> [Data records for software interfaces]
*** Begin section ***

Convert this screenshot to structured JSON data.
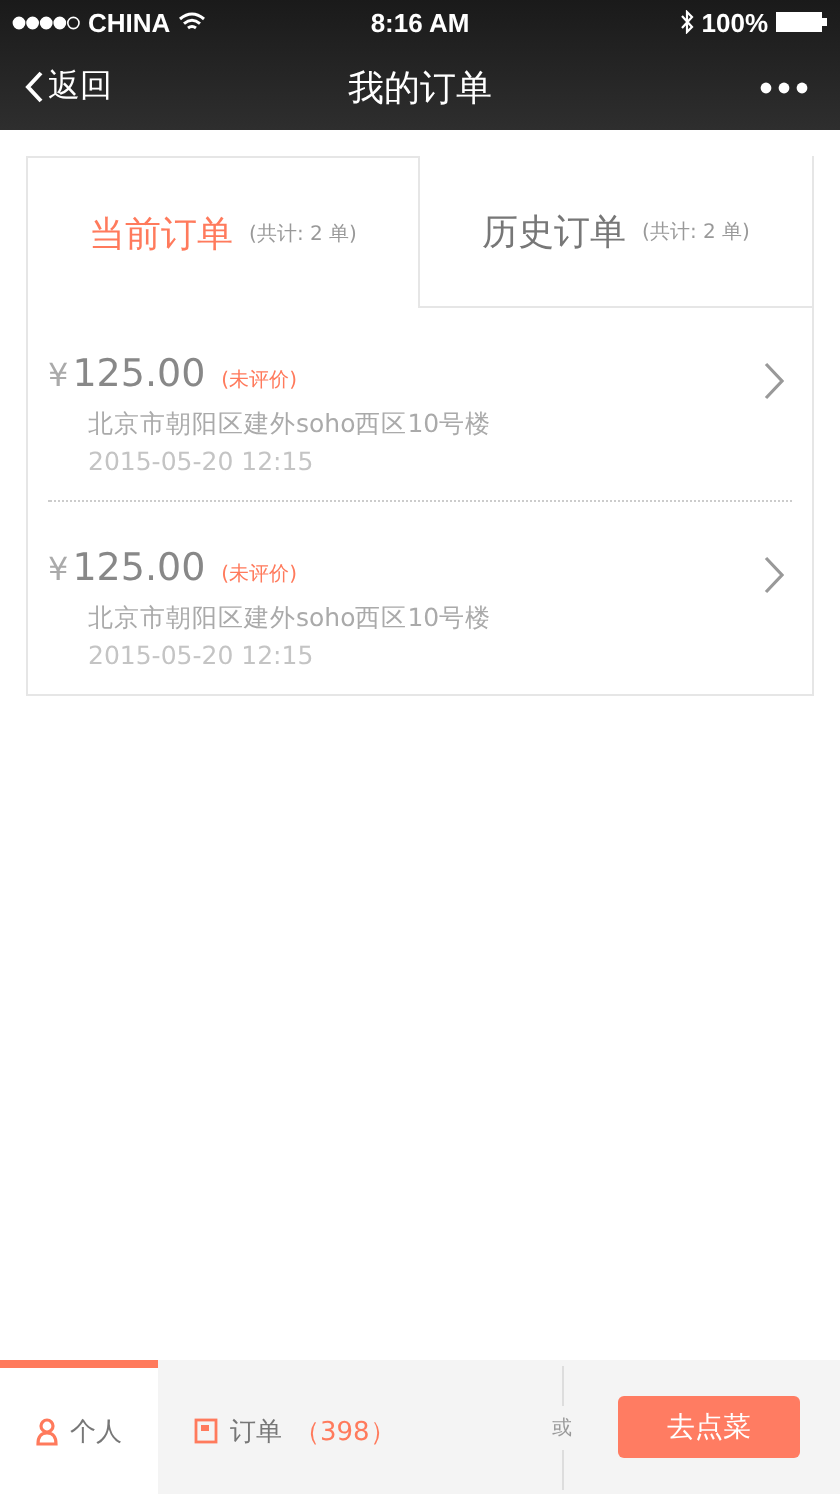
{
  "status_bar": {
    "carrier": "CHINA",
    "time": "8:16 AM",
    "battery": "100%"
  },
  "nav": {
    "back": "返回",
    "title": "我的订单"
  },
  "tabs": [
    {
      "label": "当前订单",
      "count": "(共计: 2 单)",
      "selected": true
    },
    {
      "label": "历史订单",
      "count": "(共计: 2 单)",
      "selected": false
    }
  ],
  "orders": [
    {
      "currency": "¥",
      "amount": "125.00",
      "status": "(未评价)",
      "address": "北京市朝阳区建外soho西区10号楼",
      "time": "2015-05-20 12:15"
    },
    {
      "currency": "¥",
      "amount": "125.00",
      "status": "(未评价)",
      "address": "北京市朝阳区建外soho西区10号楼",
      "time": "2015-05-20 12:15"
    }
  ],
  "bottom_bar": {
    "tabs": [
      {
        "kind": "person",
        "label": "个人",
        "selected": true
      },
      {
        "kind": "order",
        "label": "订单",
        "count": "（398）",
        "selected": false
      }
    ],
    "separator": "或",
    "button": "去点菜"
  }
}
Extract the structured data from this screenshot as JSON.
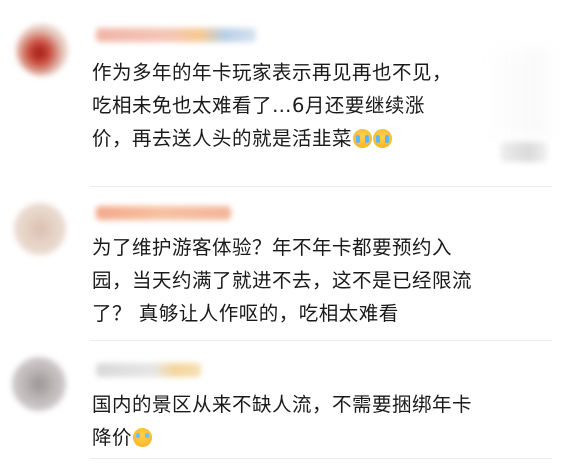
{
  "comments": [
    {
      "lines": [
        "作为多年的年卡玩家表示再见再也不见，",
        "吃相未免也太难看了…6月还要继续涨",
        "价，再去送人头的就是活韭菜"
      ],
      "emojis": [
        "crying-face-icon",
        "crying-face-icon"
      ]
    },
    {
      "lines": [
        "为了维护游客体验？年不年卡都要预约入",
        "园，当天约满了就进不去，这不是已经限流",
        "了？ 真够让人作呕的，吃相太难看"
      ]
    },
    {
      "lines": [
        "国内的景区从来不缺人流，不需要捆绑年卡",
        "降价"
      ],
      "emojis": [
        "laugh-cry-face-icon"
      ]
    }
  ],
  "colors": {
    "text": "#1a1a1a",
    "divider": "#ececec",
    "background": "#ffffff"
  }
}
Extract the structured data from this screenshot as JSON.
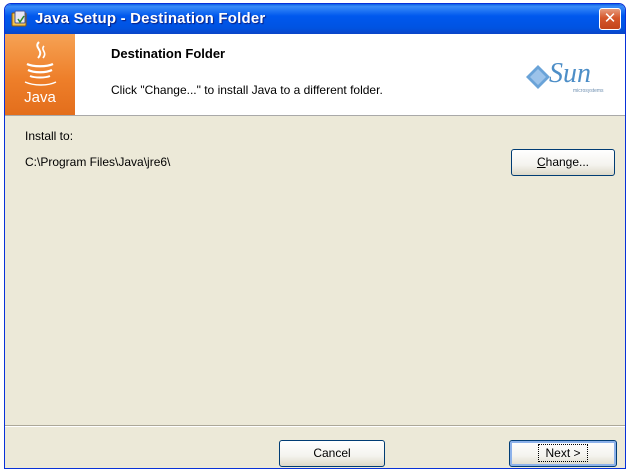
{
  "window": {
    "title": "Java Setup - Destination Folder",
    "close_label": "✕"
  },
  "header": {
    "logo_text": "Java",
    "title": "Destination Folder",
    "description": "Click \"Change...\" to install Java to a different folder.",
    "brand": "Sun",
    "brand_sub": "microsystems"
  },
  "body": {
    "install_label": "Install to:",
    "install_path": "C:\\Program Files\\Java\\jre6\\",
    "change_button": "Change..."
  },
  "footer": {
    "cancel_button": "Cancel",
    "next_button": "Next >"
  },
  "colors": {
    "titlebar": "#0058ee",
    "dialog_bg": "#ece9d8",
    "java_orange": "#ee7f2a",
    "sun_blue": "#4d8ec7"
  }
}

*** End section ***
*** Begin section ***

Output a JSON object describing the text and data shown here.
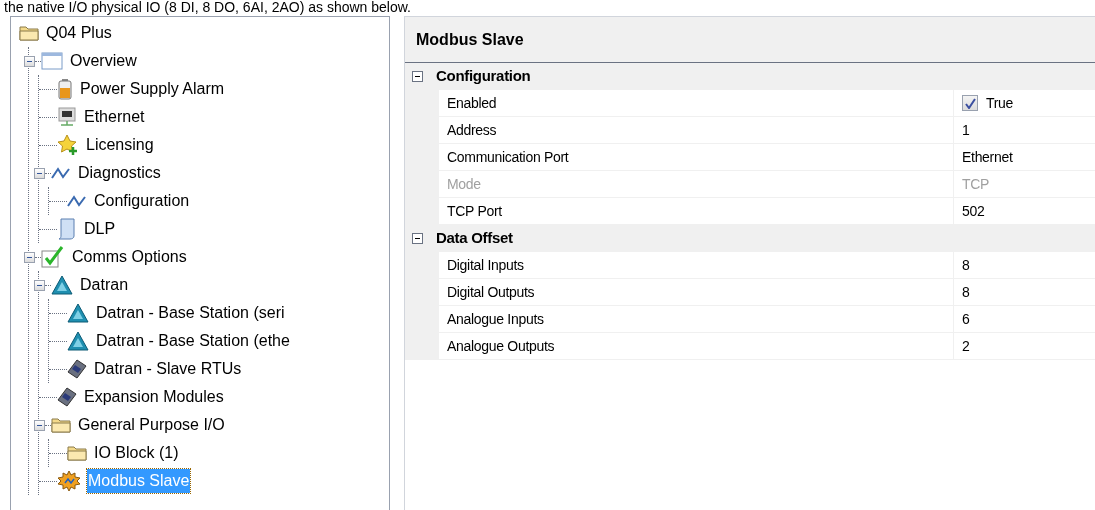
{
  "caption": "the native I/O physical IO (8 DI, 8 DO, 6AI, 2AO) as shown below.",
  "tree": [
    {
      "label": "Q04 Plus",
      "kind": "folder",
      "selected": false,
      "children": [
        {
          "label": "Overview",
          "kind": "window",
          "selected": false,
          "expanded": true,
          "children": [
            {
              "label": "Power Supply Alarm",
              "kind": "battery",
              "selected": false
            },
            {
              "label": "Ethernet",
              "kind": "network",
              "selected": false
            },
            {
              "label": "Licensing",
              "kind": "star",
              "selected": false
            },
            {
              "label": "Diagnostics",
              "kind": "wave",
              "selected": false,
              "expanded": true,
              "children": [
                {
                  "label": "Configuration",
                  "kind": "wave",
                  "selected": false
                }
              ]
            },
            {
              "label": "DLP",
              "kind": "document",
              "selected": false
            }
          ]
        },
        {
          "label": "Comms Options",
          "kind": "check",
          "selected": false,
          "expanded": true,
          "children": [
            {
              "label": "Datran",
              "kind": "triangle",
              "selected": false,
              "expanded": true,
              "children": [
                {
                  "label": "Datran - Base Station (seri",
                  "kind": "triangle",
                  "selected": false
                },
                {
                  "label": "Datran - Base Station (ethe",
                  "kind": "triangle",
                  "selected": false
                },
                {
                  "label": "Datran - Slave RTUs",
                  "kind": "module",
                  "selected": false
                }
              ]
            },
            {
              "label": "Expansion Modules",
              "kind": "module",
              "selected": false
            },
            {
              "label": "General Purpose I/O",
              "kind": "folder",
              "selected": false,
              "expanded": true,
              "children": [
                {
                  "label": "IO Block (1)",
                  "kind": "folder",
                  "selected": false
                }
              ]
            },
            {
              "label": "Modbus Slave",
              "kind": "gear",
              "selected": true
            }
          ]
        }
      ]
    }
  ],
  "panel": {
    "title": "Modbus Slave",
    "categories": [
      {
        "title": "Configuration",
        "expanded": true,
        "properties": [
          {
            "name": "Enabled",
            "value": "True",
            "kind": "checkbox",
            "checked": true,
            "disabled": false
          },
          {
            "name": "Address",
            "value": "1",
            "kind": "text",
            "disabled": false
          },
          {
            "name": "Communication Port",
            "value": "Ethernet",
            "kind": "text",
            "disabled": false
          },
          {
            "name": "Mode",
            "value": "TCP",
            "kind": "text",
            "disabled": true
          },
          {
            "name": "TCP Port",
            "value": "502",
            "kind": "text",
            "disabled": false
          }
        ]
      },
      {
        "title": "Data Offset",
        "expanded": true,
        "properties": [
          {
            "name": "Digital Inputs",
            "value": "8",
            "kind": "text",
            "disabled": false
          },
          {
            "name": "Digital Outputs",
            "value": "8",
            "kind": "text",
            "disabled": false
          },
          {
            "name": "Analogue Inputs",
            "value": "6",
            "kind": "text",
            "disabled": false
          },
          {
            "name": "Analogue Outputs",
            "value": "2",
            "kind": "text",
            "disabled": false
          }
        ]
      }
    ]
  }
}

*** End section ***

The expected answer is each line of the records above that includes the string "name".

            "name": "Enabled",
            "name": "Address",
            "name": "Communication Port",
            "name": "Mode",
            "name": "TCP Port",
            "name": "Digital Inputs",
            "name": "Digital Outputs",
            "name": "Analogue Inputs",
            "name": "Analogue Outputs",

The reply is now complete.